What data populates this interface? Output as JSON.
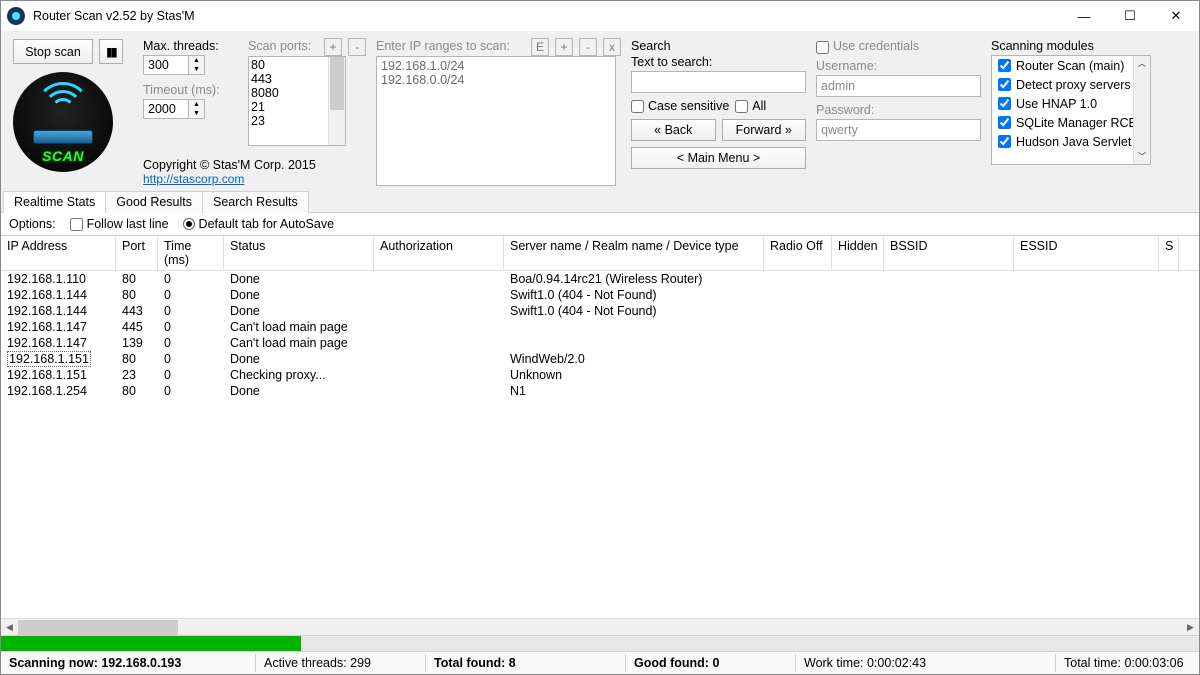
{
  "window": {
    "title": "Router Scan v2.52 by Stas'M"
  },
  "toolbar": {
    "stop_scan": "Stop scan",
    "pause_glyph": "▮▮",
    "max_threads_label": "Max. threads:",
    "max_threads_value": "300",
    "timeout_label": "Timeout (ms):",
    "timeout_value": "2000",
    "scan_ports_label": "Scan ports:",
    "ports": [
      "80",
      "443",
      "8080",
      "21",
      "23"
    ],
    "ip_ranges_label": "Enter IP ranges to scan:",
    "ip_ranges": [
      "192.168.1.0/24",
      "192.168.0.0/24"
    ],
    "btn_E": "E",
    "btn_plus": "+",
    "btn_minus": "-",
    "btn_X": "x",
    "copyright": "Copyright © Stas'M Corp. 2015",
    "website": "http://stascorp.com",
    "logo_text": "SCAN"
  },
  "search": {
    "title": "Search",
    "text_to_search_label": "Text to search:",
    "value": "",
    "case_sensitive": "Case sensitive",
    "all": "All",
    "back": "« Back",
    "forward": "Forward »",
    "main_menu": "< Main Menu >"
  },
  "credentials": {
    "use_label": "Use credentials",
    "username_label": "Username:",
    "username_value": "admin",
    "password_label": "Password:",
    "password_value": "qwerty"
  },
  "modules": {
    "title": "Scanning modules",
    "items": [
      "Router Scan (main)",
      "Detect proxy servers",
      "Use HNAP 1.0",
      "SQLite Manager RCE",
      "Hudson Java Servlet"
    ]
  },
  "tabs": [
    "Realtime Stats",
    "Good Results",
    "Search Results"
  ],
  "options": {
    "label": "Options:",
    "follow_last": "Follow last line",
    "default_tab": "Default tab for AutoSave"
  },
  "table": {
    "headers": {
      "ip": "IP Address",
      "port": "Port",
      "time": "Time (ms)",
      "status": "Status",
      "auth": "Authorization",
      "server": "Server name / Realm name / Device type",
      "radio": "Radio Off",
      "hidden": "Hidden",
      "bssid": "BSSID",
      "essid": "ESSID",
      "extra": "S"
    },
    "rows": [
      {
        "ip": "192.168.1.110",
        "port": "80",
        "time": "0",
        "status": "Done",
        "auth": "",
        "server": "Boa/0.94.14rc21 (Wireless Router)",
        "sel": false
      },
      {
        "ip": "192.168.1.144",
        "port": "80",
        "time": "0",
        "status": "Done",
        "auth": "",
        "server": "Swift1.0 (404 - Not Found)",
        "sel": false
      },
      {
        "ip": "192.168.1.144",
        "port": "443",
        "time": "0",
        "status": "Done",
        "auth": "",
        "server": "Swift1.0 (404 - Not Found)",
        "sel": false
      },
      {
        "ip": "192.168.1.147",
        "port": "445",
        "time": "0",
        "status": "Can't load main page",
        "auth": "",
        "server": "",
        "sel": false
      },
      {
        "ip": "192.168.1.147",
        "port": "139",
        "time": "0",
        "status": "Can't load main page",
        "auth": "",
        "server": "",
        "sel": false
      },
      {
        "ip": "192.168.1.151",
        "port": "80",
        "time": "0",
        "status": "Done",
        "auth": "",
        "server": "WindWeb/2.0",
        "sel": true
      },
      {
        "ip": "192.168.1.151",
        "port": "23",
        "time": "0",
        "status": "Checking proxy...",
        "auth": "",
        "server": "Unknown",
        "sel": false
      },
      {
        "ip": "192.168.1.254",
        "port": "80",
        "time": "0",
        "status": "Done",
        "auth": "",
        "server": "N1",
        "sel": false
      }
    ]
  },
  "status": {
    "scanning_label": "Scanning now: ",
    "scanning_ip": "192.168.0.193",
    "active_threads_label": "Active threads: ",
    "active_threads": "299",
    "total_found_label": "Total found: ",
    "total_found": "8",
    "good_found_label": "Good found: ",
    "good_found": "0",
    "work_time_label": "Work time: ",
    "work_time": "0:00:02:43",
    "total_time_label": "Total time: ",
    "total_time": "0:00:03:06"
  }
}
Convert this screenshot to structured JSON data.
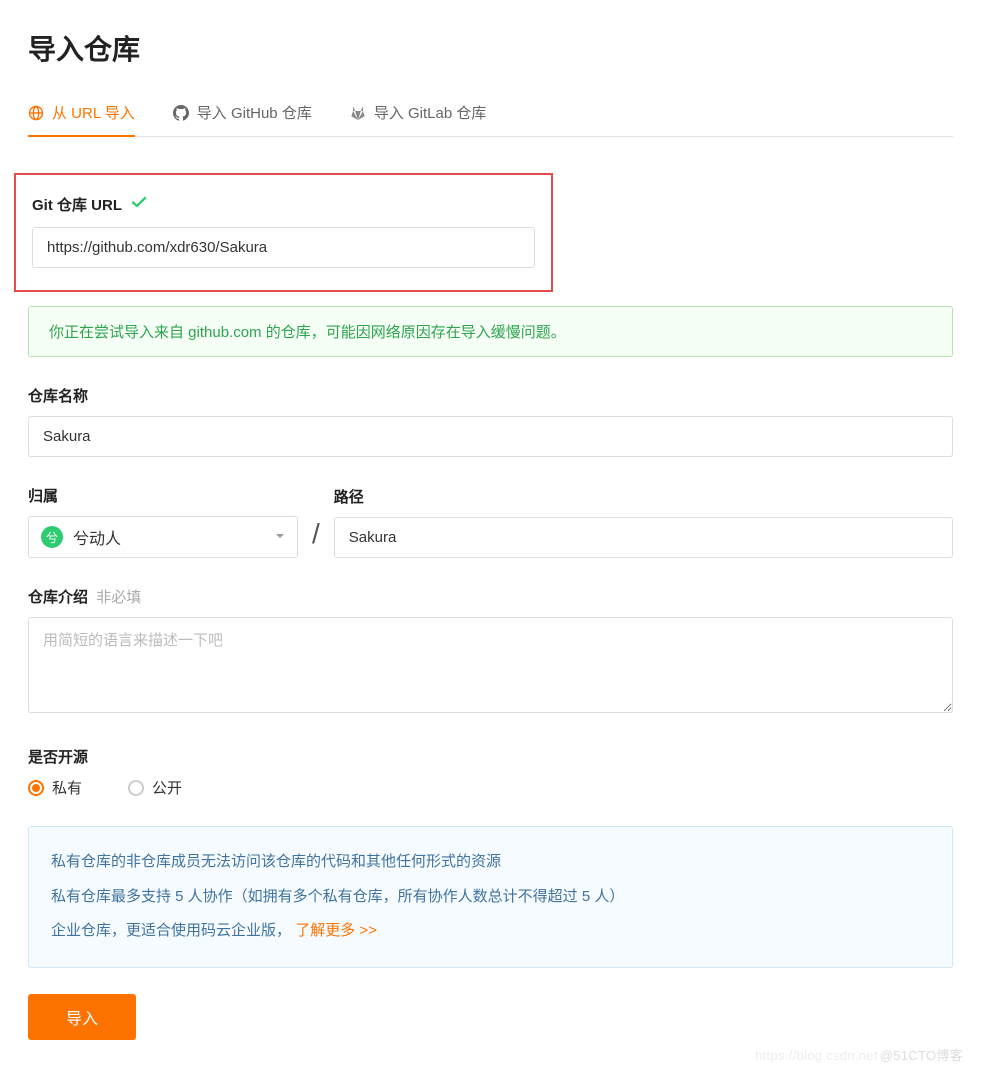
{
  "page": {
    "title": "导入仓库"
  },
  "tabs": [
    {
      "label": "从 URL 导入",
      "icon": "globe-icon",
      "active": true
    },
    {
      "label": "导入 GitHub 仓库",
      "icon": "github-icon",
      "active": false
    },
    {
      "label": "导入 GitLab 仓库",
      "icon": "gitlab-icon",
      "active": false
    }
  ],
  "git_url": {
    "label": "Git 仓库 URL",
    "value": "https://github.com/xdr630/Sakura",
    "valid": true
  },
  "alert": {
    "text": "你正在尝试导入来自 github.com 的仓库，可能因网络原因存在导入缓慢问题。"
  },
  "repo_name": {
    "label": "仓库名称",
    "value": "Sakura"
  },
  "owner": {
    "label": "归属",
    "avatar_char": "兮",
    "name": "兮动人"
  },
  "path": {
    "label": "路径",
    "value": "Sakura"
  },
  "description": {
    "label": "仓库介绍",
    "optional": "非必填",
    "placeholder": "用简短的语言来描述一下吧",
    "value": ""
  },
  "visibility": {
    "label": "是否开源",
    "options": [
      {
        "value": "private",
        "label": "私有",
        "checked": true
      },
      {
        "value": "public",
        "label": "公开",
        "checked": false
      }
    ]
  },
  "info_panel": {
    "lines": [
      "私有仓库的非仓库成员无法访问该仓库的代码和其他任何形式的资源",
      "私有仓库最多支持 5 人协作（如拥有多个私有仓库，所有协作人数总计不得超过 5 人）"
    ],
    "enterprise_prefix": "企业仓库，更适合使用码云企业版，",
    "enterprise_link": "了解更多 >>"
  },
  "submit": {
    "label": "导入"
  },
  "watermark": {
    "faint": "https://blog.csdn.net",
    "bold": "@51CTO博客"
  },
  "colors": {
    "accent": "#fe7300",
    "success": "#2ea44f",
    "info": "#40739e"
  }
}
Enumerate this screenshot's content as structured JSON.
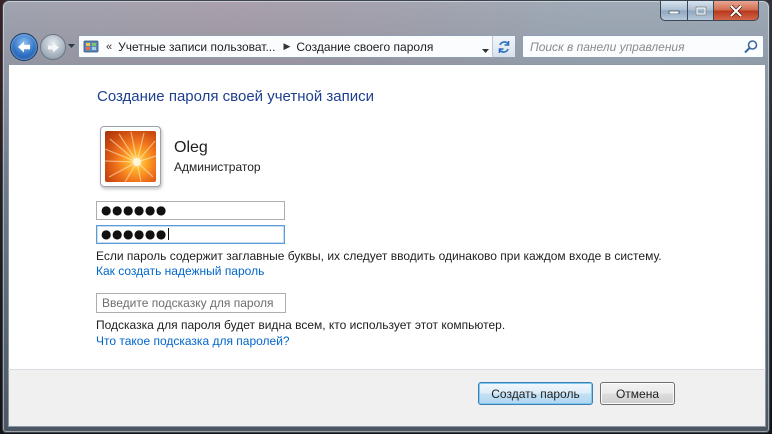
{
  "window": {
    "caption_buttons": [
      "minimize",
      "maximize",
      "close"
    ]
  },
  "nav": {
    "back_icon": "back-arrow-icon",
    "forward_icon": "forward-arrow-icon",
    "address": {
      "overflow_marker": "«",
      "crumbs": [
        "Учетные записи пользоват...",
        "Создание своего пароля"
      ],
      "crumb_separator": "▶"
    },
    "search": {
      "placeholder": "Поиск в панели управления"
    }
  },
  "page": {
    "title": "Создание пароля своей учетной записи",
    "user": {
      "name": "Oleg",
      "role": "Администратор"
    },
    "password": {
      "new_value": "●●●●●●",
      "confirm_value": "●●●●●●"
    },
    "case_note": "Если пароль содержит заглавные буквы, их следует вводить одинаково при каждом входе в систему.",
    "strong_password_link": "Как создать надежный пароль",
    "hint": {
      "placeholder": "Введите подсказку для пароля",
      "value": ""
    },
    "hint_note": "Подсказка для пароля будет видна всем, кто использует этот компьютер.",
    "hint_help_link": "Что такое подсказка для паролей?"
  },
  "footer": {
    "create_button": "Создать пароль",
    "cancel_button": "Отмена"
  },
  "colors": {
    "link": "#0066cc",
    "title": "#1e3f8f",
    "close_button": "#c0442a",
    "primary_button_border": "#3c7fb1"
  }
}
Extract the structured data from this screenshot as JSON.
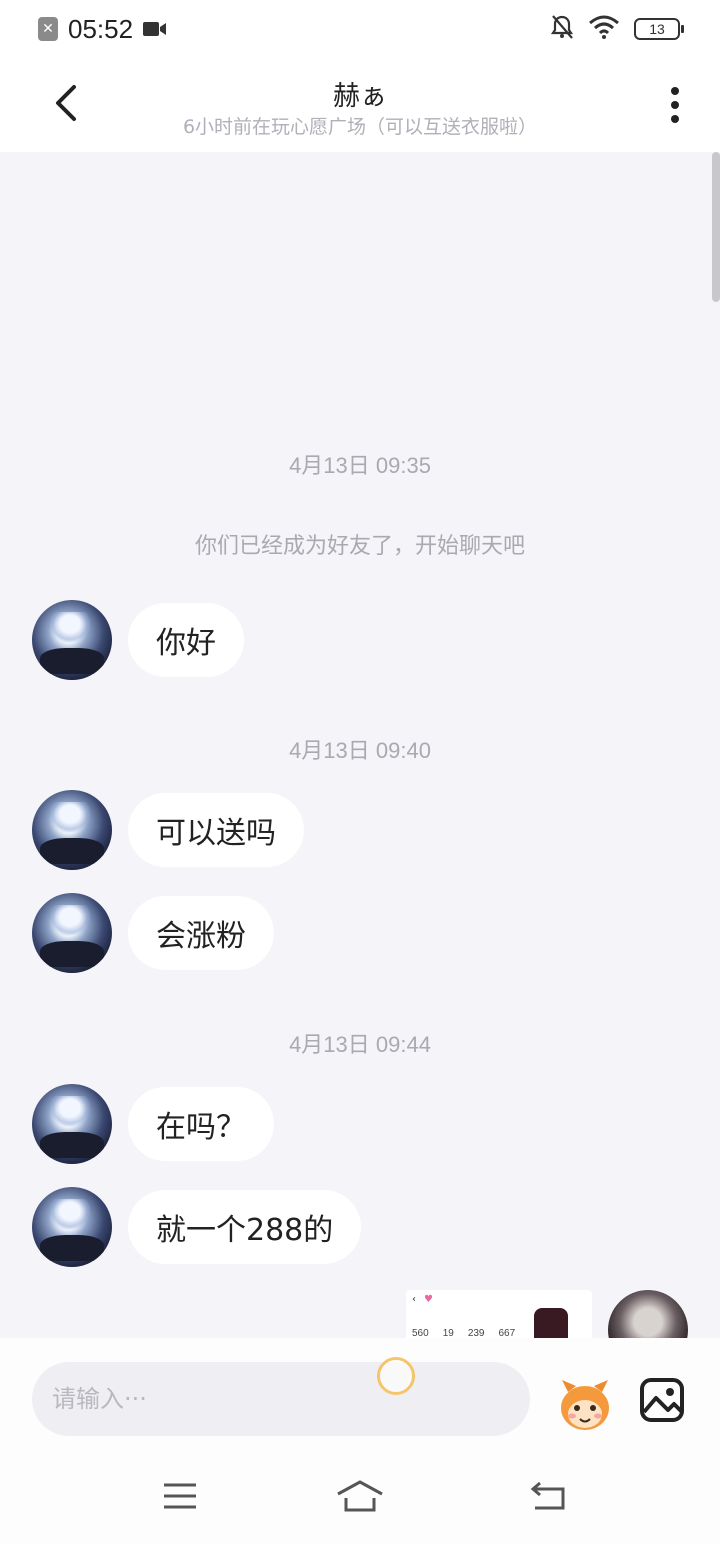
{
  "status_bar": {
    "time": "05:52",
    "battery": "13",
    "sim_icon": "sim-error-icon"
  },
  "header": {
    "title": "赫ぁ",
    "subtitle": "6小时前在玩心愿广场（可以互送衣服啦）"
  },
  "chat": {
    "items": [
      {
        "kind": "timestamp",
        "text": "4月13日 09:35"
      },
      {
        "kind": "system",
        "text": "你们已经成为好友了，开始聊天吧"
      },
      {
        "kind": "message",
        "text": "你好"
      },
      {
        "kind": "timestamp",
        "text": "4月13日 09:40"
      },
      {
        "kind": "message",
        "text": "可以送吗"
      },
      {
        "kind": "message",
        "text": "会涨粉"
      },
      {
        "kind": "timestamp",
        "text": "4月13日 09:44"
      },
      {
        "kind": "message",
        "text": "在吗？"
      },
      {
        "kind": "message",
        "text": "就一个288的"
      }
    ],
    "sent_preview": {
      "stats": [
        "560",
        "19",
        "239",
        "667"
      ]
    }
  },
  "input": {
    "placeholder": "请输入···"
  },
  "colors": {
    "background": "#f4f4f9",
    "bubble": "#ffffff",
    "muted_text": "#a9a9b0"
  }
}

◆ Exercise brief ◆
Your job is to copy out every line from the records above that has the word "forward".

◆ Answer box ◆
    "forward": "Forward »",
    "forward_icon": "forward-arrow-icon",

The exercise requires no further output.